(Entries taken from a collection)
● ● ● ●

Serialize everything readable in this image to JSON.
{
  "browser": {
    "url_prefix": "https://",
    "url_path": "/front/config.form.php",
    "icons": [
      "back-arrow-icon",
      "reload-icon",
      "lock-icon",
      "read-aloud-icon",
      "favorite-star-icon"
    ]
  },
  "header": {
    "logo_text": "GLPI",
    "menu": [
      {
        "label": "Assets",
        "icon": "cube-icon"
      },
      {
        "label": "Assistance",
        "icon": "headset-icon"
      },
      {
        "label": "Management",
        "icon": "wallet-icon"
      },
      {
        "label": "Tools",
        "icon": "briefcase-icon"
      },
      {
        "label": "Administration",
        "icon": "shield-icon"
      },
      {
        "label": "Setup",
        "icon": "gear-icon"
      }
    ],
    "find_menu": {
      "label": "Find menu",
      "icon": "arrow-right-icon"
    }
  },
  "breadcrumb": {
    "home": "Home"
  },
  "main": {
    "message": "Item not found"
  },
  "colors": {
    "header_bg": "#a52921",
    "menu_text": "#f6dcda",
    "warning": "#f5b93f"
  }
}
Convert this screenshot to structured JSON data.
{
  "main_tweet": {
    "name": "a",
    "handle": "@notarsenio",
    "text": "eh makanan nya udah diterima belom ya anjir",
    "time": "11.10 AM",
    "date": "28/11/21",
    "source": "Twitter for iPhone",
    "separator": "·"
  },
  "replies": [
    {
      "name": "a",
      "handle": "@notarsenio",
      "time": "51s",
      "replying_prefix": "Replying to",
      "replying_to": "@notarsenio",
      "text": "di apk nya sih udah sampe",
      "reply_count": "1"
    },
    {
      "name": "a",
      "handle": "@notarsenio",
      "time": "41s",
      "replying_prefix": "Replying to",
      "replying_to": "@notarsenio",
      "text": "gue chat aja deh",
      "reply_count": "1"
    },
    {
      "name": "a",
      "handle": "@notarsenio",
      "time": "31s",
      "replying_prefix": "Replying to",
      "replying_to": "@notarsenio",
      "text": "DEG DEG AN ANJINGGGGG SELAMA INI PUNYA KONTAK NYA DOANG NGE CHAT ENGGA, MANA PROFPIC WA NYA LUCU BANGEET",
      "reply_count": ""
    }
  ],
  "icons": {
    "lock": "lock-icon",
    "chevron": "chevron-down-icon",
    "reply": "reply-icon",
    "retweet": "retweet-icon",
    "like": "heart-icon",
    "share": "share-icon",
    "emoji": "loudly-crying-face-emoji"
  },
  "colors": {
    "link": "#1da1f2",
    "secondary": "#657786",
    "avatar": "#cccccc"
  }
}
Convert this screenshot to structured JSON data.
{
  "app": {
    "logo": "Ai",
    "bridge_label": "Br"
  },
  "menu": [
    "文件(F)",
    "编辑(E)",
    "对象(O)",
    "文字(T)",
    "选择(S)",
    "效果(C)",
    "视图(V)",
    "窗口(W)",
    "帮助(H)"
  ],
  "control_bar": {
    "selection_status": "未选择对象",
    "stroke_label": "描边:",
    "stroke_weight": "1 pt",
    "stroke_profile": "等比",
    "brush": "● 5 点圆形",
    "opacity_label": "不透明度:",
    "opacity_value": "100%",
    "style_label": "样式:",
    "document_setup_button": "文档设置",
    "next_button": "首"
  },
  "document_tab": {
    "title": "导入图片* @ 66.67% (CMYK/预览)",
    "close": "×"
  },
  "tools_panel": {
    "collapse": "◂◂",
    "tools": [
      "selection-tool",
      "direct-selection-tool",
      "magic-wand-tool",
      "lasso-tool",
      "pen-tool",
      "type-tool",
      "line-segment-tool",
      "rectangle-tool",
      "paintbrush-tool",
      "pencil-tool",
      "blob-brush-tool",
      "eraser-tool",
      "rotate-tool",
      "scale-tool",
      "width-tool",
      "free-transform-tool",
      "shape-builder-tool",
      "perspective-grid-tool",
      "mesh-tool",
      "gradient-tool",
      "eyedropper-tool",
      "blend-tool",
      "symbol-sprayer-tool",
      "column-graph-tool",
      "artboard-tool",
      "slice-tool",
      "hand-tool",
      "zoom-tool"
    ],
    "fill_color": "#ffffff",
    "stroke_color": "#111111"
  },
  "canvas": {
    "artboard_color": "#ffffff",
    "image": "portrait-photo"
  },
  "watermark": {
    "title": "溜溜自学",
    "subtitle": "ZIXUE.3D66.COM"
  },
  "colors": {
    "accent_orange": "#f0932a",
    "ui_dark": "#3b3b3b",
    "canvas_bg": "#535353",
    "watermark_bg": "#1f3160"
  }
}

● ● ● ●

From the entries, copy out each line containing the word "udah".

> [SOLUTION TO THIS PROBLEM]
    "text": "eh makanan nya udah diterima belom ya anjir",
      "text": "di apk nya sih udah sampe",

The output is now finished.